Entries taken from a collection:
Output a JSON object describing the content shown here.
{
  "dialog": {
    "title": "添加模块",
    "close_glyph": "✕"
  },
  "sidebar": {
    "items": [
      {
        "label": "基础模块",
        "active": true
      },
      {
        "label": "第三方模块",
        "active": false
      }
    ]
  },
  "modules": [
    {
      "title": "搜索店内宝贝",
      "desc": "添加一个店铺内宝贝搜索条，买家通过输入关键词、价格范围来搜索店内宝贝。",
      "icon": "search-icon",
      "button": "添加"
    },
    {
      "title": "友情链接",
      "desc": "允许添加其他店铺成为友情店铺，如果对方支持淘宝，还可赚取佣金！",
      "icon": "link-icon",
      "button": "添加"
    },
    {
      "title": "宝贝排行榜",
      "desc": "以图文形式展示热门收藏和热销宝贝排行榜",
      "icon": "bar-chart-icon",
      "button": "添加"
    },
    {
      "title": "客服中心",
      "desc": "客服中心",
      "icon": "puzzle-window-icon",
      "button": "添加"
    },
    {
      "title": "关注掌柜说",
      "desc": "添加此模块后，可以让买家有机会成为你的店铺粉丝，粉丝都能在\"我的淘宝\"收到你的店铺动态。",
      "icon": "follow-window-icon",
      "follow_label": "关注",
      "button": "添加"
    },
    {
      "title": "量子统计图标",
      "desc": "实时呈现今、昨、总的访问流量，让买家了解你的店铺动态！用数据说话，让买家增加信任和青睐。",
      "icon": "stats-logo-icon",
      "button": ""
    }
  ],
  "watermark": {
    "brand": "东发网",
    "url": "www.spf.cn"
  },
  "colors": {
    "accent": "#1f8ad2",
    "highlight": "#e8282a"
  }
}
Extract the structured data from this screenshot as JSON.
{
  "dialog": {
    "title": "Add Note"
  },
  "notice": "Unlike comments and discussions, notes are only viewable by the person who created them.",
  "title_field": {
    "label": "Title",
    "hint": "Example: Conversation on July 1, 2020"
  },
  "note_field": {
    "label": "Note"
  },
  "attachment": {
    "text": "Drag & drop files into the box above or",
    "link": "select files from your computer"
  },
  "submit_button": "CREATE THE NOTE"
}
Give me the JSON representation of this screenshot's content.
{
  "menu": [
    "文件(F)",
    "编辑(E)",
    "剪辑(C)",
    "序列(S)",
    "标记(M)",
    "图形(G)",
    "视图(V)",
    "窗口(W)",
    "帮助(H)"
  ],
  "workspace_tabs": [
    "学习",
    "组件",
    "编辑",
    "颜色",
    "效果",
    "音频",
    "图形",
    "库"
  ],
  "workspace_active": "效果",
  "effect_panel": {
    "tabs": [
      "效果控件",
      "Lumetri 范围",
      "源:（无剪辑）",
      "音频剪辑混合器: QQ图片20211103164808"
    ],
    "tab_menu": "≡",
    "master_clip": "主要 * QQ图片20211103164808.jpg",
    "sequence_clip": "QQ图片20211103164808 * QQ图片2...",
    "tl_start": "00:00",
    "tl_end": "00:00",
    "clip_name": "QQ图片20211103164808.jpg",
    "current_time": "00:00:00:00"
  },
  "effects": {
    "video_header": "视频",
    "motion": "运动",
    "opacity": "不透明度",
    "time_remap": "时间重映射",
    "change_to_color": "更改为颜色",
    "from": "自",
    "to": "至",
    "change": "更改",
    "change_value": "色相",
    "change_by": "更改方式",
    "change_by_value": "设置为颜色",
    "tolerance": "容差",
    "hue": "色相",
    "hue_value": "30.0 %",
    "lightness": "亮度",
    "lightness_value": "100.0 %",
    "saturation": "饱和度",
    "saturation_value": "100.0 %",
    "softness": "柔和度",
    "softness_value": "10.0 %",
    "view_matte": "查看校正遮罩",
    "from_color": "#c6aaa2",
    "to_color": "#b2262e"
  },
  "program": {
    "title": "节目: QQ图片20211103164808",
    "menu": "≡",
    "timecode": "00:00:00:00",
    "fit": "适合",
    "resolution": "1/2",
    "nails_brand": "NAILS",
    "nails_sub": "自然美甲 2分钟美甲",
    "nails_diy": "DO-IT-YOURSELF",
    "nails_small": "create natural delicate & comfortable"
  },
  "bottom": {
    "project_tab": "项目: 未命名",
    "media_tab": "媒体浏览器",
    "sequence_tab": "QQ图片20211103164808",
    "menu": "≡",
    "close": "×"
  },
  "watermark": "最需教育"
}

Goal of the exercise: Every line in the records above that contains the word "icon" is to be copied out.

Written reply:
      "icon": "search-icon",
      "icon": "link-icon",
      "icon": "bar-chart-icon",
      "icon": "puzzle-window-icon",
      "icon": "follow-window-icon",
      "icon": "stats-logo-icon",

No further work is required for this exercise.